Or perhaps President Obama finally realised making the resumption of negotiations conditional upon a total settlement building freeze forced Palestinian President Mahmoud Abbas to insist on a demand he had not previously requested. As it was, an unprecedented 10-month settlements building freeze in 2010 by Netanyahu netted no reciprocity from Abbas, except to see even more preconditions asserted to restart talks.
SMH‘s headlining act
An article by Ruth Pollard on US analysts who don’t think Iran is after a nuclear weapon received very different headlines in Fairfax’s sister papers – the Sydney Morning Herald (SMH) and Age (27/2).
Pollard’s story appeared to have been prompted by a New York Times story published on February 24. It was clear in that article, unlike Pollard’s, that the intelligence was not saying the program was civilian but that they were pursuing nuclear weapons capability without having made the final decision to build bombs, at least for the moment.
However the SMH headlined the piece, “Calls for calm as Iran nuclear risk discounted” and tacked on a preamble that, “As Tehran heads for elections, intelligence backs its denials that it is preparing a nuclear bomb”.
Between January 13 and February 20, no fewer than four SMH editorials covered the Iranian nuclear issue. Generally, these editorials portrayed concerns about the Iranian nuclear program as chiefly a conflict between Iran and Israel – a clash that risks sliding into a war which the West should not encourage because both countries are bellicose and recklessly provoking the other.

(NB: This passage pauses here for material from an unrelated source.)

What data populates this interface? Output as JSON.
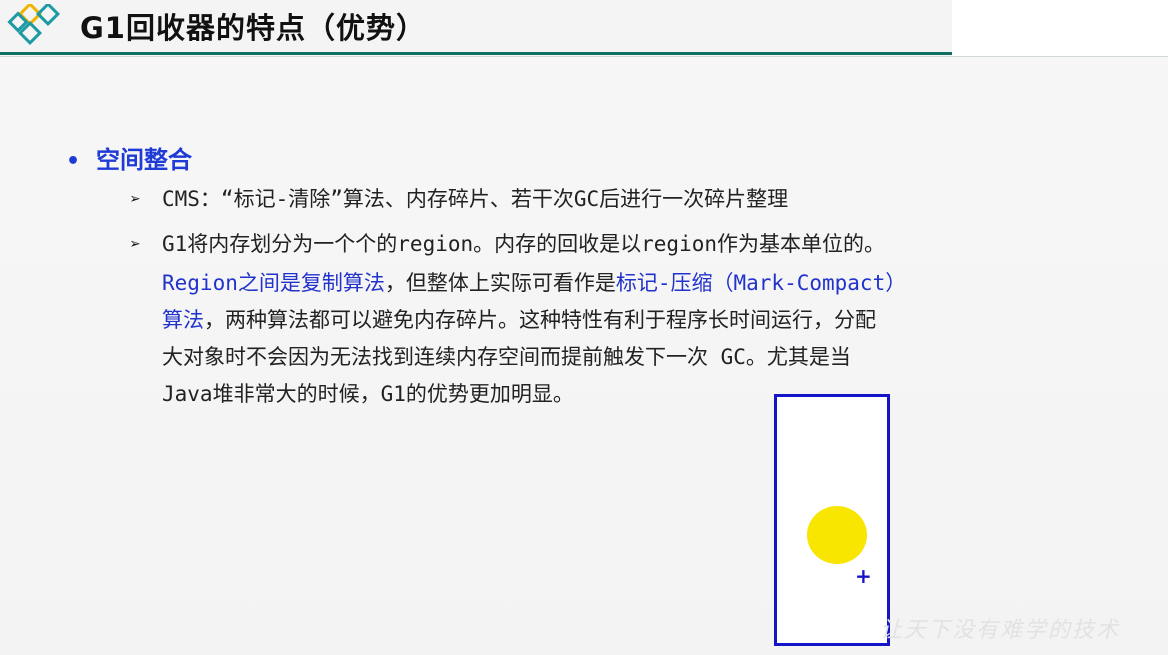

In contrast, the Age headlined the story with the less bombastic “Sanctions buy diplomatic time in Iran standoff” and a shorter preamble that “Tehran’s leaders ‘are not suicidal'”.